Staff Emeritus
Suppose the company was able to improve its performance to 99.9% in each individual category and as a result garnered thousands of customers. The "Overall" metric will most likely be zero in this case. Think about how that metric is formed.

I see what you are saying.

In using 0 or 1, I am forcing it to be either 0% or 100% where in fact each category could be 0 - 99.9%.

Does that mean, then, that the overall metric is not valid? Is the probability of receiving goods otifef really 42%?

D H
Staff Emeritus
Apologies, first of all. I misread the overall stats. It is obviously the minimum score for a given customer. So my remark on a zero overall score as the number of customers becomes large is incorrect.

The correct answer depends on whether the individual scores are statistically independent. If they are independent, the salesman was basically correct ("basically" because four is far too small sample size). The salesman is of course wrong if some correlation exists among on-time, in-full, and error-free. Do you think these are uncorrelated statistics?

I would say that there is little or no correlation between being on-time, in-full or error-free as one doesn't depend on any of the others.

So, it is more correct to say that the probability is 42% and the "actual" result of 25% is due to the small sample?

D H
Staff Emeritus
In the real world, I suspect there *is* a correlation. As an analogy, "cheaper, better, faster" was a buzz-phrase in the 1990s. The problem: The three often do not go together. You can make something cheaper and better but it may take more time to do so, cheaper and faster at the expense of quality, and better and faster at a higher cost. The same may be true for on-time, in-full, and error-free.

OK, I can understand that.

In trying to meet these targets people rush things, generate errors, forget to send all the order or end up sending it late...

However, this company isn't like that (they're quite good at what they do) and want some measure of further improvement and be able to give their customers a reliable answer to the question "what are the chances of my goods being on-time... etc"

D H
Staff Emeritus
If the company is good at what they do, they should realize that such a correlation will exist and will push the overall probability of success down from pon-time p in-full p error-free. In other words, if the company is good, what the salesman did was wrong. OTOH, a 75% success rate is incredibly lousy. For example, what if 75% of the planes flying in the sky had successful landings? Given such a lousy rate, the metrics might well be uncorrelated, making what the salesman did correct.

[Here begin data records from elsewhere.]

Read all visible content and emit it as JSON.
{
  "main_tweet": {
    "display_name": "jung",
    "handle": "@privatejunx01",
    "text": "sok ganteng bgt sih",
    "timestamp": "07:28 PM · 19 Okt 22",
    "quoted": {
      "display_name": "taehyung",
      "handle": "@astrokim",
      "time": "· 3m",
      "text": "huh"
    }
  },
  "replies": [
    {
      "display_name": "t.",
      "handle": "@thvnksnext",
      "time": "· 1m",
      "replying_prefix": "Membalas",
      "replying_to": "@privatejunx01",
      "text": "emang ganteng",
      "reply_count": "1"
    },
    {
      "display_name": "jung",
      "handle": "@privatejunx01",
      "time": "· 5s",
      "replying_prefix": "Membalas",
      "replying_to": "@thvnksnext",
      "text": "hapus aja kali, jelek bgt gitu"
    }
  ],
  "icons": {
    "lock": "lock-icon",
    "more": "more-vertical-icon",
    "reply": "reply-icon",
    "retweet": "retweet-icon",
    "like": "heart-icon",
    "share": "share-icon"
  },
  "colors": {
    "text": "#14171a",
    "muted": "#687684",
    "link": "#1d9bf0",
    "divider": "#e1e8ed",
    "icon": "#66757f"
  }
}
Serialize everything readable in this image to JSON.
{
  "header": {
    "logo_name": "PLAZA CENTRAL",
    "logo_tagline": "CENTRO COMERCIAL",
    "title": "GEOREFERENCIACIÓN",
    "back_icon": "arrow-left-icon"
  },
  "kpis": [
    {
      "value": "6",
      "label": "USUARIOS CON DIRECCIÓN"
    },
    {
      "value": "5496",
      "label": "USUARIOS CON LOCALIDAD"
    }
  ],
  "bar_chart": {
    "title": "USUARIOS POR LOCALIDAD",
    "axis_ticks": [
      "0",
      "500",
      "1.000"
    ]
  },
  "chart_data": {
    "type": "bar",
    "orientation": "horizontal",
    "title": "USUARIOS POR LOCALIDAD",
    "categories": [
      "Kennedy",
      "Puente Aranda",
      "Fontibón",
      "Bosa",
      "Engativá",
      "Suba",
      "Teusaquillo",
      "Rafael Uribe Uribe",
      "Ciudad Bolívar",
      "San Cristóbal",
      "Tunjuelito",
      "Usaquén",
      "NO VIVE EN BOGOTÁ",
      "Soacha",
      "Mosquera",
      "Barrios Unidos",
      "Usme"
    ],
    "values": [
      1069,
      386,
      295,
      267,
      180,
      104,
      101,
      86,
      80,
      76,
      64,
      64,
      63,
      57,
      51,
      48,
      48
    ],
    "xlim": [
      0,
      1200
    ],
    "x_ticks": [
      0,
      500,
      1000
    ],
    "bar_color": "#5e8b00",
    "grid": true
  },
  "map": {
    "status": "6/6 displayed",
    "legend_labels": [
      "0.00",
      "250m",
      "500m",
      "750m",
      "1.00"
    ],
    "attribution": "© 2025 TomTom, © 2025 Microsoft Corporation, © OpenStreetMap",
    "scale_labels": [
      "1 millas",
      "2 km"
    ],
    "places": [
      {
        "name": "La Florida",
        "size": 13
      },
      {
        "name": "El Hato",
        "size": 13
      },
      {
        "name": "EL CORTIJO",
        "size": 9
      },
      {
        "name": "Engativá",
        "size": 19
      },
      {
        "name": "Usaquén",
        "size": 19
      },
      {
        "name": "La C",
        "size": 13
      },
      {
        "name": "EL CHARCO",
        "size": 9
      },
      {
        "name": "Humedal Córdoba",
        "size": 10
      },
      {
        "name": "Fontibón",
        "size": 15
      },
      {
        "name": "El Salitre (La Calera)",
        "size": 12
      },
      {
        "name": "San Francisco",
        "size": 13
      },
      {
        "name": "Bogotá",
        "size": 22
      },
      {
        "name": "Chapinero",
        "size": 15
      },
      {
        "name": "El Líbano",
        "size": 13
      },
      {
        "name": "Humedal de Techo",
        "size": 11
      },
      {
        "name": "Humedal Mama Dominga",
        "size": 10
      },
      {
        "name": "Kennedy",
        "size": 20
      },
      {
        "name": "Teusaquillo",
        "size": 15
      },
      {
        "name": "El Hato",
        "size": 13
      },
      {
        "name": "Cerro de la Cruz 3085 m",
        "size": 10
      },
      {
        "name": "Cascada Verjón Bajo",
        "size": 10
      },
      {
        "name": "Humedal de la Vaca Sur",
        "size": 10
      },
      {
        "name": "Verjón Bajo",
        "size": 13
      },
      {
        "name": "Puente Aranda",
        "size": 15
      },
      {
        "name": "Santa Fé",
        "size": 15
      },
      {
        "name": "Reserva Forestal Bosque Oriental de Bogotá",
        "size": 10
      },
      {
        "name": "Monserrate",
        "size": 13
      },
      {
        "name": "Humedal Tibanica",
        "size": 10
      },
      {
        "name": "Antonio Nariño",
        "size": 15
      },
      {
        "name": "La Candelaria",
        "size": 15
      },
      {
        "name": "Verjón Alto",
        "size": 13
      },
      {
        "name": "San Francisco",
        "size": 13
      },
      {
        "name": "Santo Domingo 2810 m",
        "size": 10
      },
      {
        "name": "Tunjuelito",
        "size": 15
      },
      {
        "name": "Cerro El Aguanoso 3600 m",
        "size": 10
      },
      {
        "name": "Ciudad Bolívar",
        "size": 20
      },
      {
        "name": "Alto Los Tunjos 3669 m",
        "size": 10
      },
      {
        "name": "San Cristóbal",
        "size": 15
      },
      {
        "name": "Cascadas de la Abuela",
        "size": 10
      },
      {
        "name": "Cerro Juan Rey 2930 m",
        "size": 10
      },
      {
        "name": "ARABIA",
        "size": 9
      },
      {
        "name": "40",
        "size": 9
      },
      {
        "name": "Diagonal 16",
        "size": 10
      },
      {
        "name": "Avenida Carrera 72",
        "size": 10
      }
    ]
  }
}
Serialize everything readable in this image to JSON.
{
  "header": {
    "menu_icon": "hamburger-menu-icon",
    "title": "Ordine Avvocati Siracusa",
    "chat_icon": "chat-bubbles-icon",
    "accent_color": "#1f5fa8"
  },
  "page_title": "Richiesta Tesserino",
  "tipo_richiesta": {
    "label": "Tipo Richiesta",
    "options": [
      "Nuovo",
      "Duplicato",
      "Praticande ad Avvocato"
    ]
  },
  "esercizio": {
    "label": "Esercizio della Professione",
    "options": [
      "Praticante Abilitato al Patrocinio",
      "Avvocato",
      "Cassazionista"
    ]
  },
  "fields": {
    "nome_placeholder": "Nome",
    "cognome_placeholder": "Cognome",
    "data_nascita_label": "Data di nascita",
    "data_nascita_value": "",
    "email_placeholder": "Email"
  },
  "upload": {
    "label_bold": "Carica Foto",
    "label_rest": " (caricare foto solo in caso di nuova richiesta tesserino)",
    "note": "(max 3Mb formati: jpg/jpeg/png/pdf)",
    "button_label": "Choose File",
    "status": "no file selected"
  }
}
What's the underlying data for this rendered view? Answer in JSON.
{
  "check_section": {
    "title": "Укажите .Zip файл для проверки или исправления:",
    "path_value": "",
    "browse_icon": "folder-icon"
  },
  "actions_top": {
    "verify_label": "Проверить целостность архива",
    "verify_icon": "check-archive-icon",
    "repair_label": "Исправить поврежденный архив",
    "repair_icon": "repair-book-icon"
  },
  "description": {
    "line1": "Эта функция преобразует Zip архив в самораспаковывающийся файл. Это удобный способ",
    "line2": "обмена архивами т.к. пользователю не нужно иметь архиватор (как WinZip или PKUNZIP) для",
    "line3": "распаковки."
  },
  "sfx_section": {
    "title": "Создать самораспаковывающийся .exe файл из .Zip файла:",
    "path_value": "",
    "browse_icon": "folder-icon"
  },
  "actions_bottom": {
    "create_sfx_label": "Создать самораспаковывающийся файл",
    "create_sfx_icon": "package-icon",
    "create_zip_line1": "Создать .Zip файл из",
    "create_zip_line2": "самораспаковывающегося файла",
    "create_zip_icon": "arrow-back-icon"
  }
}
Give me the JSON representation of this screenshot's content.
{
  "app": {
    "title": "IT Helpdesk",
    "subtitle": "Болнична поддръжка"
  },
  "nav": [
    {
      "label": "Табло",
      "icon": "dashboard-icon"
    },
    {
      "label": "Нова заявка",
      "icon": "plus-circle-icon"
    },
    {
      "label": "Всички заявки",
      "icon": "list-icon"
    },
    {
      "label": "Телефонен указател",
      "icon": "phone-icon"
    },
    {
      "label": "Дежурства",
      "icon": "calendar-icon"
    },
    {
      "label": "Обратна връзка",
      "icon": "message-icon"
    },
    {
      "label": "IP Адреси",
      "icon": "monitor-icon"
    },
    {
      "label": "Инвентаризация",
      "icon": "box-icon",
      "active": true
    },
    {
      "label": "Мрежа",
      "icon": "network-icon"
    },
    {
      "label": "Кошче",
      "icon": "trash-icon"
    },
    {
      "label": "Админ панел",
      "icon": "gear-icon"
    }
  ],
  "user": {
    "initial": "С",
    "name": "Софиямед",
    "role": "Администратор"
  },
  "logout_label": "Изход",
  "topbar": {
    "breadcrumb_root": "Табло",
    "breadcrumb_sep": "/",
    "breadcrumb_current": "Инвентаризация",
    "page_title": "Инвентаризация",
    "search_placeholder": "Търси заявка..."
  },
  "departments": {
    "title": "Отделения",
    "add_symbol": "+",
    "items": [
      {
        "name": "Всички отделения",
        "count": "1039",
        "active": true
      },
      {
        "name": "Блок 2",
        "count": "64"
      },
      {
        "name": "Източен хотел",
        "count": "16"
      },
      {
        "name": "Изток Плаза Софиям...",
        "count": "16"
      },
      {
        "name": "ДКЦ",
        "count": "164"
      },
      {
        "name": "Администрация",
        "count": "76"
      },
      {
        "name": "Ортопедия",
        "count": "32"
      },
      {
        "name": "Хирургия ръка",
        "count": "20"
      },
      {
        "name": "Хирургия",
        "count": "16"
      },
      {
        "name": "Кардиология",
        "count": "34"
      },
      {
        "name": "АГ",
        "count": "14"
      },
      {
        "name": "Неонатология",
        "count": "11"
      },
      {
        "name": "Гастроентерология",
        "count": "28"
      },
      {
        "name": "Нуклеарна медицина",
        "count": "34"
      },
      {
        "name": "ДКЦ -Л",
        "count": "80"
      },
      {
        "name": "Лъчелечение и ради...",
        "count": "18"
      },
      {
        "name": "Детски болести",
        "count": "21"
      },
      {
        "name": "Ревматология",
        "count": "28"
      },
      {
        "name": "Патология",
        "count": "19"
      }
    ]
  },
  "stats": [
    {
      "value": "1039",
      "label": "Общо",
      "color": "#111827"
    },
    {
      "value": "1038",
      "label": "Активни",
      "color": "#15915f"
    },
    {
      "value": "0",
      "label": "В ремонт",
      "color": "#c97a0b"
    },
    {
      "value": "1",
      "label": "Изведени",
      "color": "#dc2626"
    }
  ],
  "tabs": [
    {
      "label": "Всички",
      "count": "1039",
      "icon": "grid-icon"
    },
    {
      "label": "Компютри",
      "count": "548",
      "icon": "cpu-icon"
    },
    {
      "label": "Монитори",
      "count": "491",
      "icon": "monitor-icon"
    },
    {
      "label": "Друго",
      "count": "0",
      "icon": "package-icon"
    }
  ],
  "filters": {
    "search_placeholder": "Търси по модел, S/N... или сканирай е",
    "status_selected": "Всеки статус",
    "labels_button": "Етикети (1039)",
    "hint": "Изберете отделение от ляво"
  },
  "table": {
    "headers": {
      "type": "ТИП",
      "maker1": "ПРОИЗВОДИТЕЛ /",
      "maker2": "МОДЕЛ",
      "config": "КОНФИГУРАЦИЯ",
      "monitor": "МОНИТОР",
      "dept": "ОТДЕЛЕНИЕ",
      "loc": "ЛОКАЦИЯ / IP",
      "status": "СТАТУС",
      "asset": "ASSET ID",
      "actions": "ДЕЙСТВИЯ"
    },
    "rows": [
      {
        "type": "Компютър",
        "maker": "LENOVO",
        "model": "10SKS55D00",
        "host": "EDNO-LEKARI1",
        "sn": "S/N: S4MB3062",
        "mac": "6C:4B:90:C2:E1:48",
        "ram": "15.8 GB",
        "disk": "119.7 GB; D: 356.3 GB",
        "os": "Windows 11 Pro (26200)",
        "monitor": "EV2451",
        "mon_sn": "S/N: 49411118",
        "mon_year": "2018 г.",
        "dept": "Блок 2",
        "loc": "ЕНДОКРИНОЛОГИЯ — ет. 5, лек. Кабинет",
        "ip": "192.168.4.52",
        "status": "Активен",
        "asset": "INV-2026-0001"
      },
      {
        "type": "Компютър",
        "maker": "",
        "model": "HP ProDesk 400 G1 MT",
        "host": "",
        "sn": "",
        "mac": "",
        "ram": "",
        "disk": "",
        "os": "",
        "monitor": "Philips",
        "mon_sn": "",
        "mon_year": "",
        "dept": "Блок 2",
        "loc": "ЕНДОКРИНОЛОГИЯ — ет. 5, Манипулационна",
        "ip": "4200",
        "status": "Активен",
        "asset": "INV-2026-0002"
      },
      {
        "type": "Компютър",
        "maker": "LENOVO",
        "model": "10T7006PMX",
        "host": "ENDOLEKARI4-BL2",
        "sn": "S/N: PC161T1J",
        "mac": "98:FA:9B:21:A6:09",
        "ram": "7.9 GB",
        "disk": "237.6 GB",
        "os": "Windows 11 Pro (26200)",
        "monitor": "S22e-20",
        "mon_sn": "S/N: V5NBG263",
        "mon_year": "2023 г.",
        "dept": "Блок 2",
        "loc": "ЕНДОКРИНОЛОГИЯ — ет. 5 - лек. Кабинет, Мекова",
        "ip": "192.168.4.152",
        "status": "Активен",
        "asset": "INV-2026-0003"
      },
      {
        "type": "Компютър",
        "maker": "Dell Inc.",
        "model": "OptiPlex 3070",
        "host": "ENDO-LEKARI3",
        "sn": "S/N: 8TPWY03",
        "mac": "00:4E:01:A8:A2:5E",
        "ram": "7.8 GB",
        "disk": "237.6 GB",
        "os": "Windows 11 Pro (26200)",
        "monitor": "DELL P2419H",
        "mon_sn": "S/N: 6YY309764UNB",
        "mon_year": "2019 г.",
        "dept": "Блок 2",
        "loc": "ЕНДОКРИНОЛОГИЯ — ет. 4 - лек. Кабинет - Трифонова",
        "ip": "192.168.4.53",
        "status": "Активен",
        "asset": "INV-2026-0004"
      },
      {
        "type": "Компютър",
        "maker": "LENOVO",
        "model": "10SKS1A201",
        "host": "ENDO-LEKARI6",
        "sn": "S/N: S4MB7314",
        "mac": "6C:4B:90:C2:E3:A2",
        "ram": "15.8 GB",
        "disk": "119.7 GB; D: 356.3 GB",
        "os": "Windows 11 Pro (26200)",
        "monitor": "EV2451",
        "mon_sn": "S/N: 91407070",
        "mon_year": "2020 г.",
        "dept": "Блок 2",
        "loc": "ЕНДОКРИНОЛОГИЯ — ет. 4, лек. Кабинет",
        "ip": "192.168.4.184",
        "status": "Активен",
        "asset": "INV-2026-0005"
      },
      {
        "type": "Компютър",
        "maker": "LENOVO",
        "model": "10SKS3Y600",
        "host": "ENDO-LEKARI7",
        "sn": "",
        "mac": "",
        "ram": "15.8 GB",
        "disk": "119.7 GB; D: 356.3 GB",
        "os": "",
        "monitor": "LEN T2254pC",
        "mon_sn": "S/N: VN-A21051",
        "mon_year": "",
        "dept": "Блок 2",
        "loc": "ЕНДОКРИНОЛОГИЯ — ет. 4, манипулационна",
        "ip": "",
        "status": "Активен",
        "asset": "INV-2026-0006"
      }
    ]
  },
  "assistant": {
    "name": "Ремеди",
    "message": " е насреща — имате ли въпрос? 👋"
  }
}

Last edited:
Thanks for your comments so far - I must admit I'm still trying to get my head around this.

I suppose one way of thinking about it is to start off with a table (as above) but populated by zeroes i.e. nothing is on time, in-full or error-free.

As the company improves the table is randomly populated by 1's until eventually the overall measure also shows 1s.

If I understand what you have said so far, in the beginning (lousy performance) the Sales guy's method is correct (p.on-time p.in-full p.error-free) but as the company improves toward excellence the overall measure is correct.

So, this (overall) measure is not really useful until you've already achieved what you set out to do!

If a customer calls the Sales guy should always give the "best" answer!

I have now figured out the answer to my original post.

The table I supplied was just a snapshot. Each row had a probability of 0.75 but I could have achieved that same result with a different mix of 1s & 0s and obtained a different overall result.

If I had gone to the trouble of mapping out all the ways in which 1s & 0s make 0.75 then I would have found that the actual overall probability would have been 42%